I would look up at the stars, the bright, the faint, and all of the ones in between, including the dark spaces, trying to find a fainter star out there. A friend of mine once told me that number of stars in the sky was ‘countless’ and that that was the only countless number in the world. I hadn’t heard about infinity yet and that was the first time I had heard the word ‘countless’. I asked him what countless meant, I was confused – countless should have been something to do with count, and should have been less! Turned out it wasn’t. Countless was something that couldn’t be counted. I would stare up at the sky and start my journey outwards. Away from the terrace, onto the star at the zenith. Hopping across the constellations, of which I knew just one – the Saptarishi, or the Big Dipper. I would go out and out, trying to realize how big those stars would be and how far. And how small was I below them, and hence, how insignificant!

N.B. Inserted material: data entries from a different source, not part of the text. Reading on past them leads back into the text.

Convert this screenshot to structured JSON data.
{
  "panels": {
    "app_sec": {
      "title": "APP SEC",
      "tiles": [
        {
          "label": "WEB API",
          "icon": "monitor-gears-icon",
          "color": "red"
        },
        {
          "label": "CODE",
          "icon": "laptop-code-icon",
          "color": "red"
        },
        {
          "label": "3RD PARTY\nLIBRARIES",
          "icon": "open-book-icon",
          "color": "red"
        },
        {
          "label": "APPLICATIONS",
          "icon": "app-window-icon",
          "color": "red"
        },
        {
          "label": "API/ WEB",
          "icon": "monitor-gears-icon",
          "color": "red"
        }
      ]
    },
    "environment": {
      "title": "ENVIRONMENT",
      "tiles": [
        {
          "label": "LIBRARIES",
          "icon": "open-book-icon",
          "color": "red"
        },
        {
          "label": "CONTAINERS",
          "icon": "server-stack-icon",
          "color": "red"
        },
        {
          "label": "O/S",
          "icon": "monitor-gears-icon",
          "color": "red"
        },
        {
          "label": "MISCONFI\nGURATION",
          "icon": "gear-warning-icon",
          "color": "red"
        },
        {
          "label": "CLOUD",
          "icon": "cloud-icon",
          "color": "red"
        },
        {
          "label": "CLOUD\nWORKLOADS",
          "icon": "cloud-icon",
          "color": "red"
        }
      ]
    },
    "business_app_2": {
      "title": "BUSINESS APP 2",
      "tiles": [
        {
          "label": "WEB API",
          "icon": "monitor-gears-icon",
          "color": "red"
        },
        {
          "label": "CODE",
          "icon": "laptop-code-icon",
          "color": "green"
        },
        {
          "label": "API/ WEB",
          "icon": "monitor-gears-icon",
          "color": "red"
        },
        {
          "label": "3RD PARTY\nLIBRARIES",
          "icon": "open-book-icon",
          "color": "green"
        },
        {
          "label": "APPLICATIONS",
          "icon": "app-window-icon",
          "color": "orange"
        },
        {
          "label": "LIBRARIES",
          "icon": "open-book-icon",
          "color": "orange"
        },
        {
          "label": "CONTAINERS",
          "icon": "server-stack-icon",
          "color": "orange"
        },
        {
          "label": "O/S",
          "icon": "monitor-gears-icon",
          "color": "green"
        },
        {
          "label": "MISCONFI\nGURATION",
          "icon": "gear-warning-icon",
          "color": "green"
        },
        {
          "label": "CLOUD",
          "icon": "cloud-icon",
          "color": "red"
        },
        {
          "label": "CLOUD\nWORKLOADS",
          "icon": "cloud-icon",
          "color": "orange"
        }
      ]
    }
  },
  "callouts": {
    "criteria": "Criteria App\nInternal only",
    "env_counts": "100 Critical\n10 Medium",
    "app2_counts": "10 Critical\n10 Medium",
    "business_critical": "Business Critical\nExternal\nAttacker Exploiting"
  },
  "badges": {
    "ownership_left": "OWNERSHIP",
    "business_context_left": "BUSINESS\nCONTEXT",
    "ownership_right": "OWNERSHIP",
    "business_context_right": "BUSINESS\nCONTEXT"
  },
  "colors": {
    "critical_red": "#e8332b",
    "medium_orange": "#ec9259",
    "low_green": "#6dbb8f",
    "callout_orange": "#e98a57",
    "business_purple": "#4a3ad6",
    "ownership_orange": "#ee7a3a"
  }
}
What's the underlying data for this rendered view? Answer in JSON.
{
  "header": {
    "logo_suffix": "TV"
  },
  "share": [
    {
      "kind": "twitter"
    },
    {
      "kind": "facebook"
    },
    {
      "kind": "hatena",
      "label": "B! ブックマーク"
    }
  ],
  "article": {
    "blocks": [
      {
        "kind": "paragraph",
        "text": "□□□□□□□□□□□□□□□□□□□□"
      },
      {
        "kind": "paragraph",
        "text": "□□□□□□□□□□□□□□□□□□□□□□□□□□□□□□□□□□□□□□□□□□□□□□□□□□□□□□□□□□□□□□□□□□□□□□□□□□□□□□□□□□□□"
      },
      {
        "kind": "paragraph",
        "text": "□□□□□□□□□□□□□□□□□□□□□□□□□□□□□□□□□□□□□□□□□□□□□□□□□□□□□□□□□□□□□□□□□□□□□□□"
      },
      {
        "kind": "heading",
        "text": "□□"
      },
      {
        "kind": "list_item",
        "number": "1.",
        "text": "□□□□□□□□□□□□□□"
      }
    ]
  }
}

Back then, we would see thousands of stars at a glance, more as our eyes adapted to the darkness. The white band of the Milky Way was almost always visible in the summer skies. Unfortunately, all I could identify then, was the Big Dipper. I still remember, the 7 stars, and the smaller stars near the brighter ones along the tail. Occasionally, we would spot a satellite moving across the sky, or a meteor shower. Almost daily, an aircraft tens of thousands of feet above the ground. There was no light pollution.
Today, I know a little more about galaxies, stars, planets, constellations and nebulae and I want to look up to the skies and spot them. We even got a 5 inch reflector telescope to pursue a new hobby. Guess what we were greeted with? Bright orange skies, polluted with light, even in the middle of the night. The only stars visible these days are the bright ones in Orion and it’s belt, the Big Dipper, Sirius, Polaris and a handful of others. Jupiter, Venus, Saturn and Mars are of course party to the moon! It takes great patience to wait for a night without the moon, and hoping that the bright lights in the neighborhood are dimmer, the winds are calmer and that the stars I want to see are up there. Even then, it takes post-processing the DSLR photos in Lightroom to bring out the dim stars and see just the faint center of the Andromeda.
What a pity. I miss those days of millions of stars, of sleeping on the terrace, of gazing up and wondering who we are and why. After all, in a universe 100 billion light years wide, and 14 billion years old, who are we who don’t even measure 2 meters tall and live no more than 100 years in a life. I miss those days when distractions were fewer and time not so precious.